The gallery shows my intentions and the seat ending should be place for the whole electric unit, i.e. battery, CDI (oh I am such an expert), relays and connectors and the described frame activities (not to forget that frame needs to be cleaned and sanded before painting). The next big thing is the engine (actually to be precise, 496 ccm big, my dear Susan). The engine is still on the balcony, partly disassembled, and partly cleaned. I have used an engine degreaser, many brushes, Dremel tool and sandpaper at the end. Hey Jim, not forget to remove the oil and other fluids first. Just a reminder, thank me later. In my first design, the engine should be black mat with silver details (cylinder caps, pipe, clutch, and oil filter covers, starter) and the paints should be heat resistant. Next, cooler should be also black with custom front panel (handcrafted).
Hm.... what else is missing Karen? Oh, a tank. I noticed that grandpa had a few situations with a tank and bike. Minor ones, a few scratches, and one small dent. It was professionally repaired and repainted. I dont want this red color more, sorry Jolene, we need to remove it. New color will beeee, are you ready folks? Boring gray. The process goes like this: remove old paint (EDIT: was such a mistake, dont do this), repair the dents, sand it a milion times, prime it, paint it with liquid rubber spray and at the and add a few layers of silver rubber metallic coat. I choose these paints because I thought it will be cool and modern. What I didn't expect was that this paint doesn't go well with gasoline (learning process Jim). It was strugling job, and I hate sanding. After the painting was done I spot some interesting color pattern. Turquoise with brown-red combination and I will probably use it for the rear fender and a seat. It will be awesome.

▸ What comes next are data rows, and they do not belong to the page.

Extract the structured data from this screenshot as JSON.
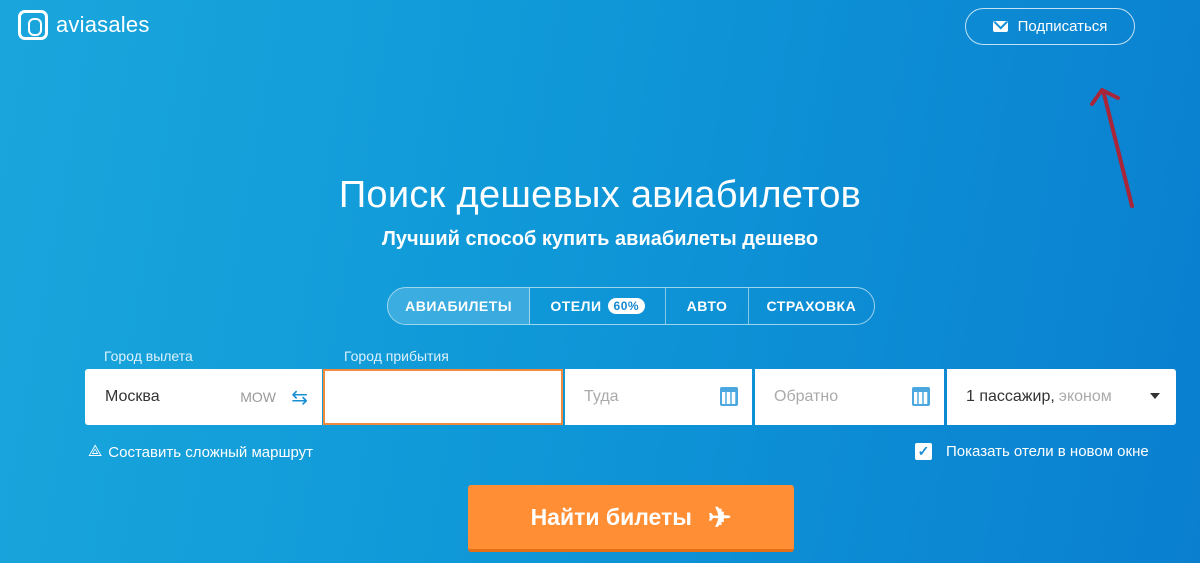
{
  "header": {
    "logo_text": "aviasales",
    "subscribe_label": "Подписаться"
  },
  "hero": {
    "title": "Поиск дешевых авиабилетов",
    "subtitle": "Лучший способ купить авиабилеты дешево"
  },
  "tabs": [
    {
      "label": "АВИАБИЛЕТЫ",
      "active": true
    },
    {
      "label": "ОТЕЛИ",
      "badge": "60%"
    },
    {
      "label": "АВТО"
    },
    {
      "label": "СТРАХОВКА"
    }
  ],
  "form": {
    "origin_label": "Город вылета",
    "origin_value": "Москва",
    "origin_code": "MOW",
    "destination_label": "Город прибытия",
    "destination_value": "",
    "depart_placeholder": "Туда",
    "return_placeholder": "Обратно",
    "passengers_value": "1 пассажир,",
    "class_value": "эконом"
  },
  "options": {
    "complex_route_label": "Составить сложный маршрут",
    "show_hotels_label": "Показать отели в новом окне",
    "show_hotels_checked": true
  },
  "search_button_label": "Найти билеты",
  "colors": {
    "accent_orange": "#ff8e35",
    "background_blue": "#0f98d8",
    "focus_border": "#f08a3c",
    "annotation_arrow": "#a8253a"
  }
}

Seat, a car manufacturer from Spain, part of the VW group. Not this Susan, a seat for the bike. settle if you are building the bobber. I decided not to do classic cafe racer seat with rear cover. It will be single-seat and the small fender bellow it. So yesterday I received foam and thermoplastic plate and the party can start. For shaping, I will use a scalpel and kitchen knife. I don't have anything else for this task. Before this I will reassemble the bike, the engine goes to the frame, the wheels, the tank is done, almost there folks, almost there.
So as the process is going to the end, there are still a lot of things left. I will put the rest to one big ass gallery my dear Karen and it will contain the electricity task and the rear fender. A short description follows. I've cleaned the harness with WD-40 Contact and a 90% alcohol, shortened it and replace the bad connectors. The rear fender is Harley-Davidson like plastic fender and it is modified and screwed to the small box under the seat. A small box contains the relay, CDI unit, and all the connectors and the battery is placed under the engine instead of the main stand. The leather cover with a diamond pattern for the seat is finished by my best friend. Thanks, dude.
The exhaust is cleaned, painted in black and covered with special wrap (looks cool, doesn't it) which protects the pipe and increase the thermal performance of the exhaust and the mufflers are painted with the same engine black mat paint. And almost forgot it, rear indicators are Rizoma Club S with a stoplight, indicator, and light. The last things to be mounted are Rizoma footpegs and Rizoma side plate holder. I think I am done, Susan.